Interestingly enough, Cottonbelly draws a lot inspiration from a most unusual source -- his friend Joey Ryan, he of the famous genital-based offense. They are opposite poles of the same approach, though, and through a great deal of effort each has sought to allow fans to look at the world of professional wrestling in a completely different way.
"In order for the audience to suspend their disbelief, and play along and participate actively in the story, that's where we get into a very tricky territory," said Cottonbelly. "Because you cannot know that you're suspending your disbelief and participating in the story. You must be completely present of mind. You cannot be deep thinking about what you're doing -- you just have to be in the moment and reacting."
Cottonbelly's ultimate goal, every time he steps into a ring, is to connect with fans on a level to which they're able to lose themselves in a child-like whimsy. In his mind, it is the purest form of fandom and enjoyment, and the way that most any other form of media and entertainment used to be embraced.
"Think of it this way," remarked Cottonbelly. "When fans of the Beatles in the '60s and '70s, right in the thick of Beatlemania and the British invasion -- when those people showed up to a Beatles show, they weren't complaining afterwards.

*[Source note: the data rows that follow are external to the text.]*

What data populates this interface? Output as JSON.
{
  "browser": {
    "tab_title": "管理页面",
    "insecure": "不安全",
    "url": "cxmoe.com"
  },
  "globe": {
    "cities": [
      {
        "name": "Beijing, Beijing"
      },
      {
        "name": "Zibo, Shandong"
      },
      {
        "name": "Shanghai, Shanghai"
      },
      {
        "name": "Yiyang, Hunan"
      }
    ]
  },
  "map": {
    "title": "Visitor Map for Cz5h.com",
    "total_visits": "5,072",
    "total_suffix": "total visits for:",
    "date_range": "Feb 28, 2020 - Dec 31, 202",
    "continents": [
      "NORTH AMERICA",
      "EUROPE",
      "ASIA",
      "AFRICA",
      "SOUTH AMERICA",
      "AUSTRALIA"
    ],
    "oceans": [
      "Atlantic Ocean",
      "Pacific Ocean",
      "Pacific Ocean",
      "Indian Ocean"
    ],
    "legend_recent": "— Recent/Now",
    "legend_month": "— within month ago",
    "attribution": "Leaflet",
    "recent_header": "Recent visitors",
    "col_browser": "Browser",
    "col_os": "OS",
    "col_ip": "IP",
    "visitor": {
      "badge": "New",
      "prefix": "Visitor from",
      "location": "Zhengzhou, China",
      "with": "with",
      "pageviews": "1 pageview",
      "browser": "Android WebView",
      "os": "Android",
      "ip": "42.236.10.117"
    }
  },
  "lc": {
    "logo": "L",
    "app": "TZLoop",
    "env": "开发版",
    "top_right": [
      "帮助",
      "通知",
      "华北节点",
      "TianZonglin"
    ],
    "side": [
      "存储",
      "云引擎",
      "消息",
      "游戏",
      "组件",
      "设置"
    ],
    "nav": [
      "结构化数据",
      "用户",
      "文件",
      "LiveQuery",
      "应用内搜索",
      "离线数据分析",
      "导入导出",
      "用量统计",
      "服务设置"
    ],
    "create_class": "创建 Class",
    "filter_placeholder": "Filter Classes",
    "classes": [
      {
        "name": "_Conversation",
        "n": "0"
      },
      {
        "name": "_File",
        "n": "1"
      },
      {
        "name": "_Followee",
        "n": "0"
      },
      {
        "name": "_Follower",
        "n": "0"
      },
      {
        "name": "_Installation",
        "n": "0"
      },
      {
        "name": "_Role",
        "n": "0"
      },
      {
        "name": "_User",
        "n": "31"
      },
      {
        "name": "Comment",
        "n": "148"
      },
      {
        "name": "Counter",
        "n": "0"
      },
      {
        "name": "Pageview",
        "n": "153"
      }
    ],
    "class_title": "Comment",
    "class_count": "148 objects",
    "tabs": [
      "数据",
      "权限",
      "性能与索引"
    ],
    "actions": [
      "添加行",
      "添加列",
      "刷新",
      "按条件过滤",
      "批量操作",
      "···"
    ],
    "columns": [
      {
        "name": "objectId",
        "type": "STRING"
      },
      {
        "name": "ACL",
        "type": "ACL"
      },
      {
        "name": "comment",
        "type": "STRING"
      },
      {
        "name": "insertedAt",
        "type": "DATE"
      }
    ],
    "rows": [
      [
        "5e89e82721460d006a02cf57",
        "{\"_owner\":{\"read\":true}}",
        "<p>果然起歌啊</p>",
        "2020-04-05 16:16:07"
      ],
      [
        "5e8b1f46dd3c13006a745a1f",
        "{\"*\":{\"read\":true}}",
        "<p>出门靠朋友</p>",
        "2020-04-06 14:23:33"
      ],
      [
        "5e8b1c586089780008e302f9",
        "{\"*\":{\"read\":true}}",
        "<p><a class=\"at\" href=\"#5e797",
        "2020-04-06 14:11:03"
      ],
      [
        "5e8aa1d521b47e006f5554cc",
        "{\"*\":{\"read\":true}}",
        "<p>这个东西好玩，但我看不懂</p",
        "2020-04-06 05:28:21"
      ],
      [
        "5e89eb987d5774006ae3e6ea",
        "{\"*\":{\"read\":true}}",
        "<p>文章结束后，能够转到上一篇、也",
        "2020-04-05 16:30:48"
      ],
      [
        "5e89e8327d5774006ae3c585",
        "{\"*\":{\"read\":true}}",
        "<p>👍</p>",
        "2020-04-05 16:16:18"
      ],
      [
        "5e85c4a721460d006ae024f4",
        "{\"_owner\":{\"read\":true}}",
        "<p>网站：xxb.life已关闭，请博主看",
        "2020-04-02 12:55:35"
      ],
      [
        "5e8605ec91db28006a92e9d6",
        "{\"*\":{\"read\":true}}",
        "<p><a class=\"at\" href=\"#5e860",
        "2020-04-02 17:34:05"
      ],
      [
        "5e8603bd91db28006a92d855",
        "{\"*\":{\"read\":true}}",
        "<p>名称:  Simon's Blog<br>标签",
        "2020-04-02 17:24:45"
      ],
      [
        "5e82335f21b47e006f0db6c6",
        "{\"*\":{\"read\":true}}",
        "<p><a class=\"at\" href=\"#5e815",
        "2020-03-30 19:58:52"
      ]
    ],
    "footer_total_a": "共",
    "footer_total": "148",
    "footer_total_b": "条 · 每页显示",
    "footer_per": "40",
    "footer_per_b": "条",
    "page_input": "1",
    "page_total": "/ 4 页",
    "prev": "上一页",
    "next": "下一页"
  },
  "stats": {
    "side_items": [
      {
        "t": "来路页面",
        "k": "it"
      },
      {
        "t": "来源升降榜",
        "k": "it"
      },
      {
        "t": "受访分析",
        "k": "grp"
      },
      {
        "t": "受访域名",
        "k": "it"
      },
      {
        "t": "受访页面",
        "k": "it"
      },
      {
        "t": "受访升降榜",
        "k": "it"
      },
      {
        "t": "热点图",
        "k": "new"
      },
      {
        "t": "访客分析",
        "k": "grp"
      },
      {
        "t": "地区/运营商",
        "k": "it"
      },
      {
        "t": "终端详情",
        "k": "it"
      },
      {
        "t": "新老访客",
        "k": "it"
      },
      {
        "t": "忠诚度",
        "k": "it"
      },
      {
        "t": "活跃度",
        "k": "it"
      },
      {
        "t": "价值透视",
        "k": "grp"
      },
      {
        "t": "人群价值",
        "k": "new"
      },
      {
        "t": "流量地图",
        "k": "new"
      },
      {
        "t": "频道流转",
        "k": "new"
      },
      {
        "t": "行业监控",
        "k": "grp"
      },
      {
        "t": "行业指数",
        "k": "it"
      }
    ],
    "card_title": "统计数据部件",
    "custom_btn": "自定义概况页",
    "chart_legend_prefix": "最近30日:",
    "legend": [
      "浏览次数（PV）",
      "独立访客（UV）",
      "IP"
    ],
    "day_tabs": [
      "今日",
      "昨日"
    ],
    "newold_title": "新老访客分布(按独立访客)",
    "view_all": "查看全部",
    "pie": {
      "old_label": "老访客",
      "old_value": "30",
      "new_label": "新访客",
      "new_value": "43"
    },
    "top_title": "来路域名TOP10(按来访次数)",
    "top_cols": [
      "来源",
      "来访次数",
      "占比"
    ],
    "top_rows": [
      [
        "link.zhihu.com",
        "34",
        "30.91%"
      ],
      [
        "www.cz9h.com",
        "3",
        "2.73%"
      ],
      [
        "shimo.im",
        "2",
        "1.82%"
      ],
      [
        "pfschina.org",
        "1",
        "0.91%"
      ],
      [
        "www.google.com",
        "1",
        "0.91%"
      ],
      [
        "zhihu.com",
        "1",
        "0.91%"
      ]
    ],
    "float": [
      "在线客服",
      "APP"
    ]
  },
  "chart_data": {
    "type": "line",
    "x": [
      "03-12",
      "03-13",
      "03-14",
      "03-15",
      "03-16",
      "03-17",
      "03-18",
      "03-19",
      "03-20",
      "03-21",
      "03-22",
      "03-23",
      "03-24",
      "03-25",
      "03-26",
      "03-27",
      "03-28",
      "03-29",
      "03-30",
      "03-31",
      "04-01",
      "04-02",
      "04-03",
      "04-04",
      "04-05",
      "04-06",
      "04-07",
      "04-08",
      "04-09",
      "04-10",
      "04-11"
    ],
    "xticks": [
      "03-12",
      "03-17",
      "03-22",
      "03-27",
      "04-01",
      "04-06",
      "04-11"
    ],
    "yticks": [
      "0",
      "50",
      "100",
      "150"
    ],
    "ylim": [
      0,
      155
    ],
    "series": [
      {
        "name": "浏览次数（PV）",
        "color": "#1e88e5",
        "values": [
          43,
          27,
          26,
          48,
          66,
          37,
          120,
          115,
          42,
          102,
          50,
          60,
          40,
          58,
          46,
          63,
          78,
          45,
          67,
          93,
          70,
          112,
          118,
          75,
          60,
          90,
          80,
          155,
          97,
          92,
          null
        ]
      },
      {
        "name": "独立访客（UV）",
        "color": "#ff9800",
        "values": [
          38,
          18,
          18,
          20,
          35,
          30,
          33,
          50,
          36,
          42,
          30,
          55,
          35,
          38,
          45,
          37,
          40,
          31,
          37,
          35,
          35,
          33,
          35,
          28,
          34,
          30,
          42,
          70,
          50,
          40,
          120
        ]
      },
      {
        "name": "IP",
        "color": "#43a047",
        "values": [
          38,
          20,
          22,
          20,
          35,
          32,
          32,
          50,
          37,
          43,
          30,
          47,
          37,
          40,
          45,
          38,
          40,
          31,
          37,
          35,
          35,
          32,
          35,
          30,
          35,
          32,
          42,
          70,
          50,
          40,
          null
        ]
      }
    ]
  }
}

They were just talking about the things that they liked -- it was unconditional love and support."
Before you get out your pitchforks and angry comments, Cottonbelly is fully supportive of fans of all kinds, their right to react in whatever way they choose and even their choice to micro-analyze things however they see fit. Heck, he even wrote a love letter to the modern wrestling fan.
For Cottonbelly himself, and the audiences he most appeals to, positivity and happiness have created a place within the world of wrestling in which he can thrive. He's moved from Pennsylvania to sunny California, where he now appears regularly on "Championship Wrestling From Hollywood," but Cottonbelly reached his largest audience to date as part of WrestleCircus, a rapidly rising company that launched in October.
Cottonbelly has become one of the faces most closely associated with WrestleCircus and its early successes, alongside a number of the most coveted independent wrestling stars in the world -- and it's all happened while he's stayed on message and true to himself.
"It's been remarkable and wonderful," said Cottonbelly. "The first show that I was invited to, I saw the card and the talent, I thought to myself, 'I better do whatever I can to make as nice of an impact as I can, so that Mr. [Al] Lenhart keeps bringing me back.' He told me point-blank that the reason he got me to the first show was because he thought I had good marketing.
"I think a lot of people may take exception to that, but for me that was a very high compliment, because my marketing is simple. It's the same thing that I've been saying all along. Be nice. Be kind to others. Spread warmth and love and good feelings. And being noticed for that, and booked for that, was a true victory for me."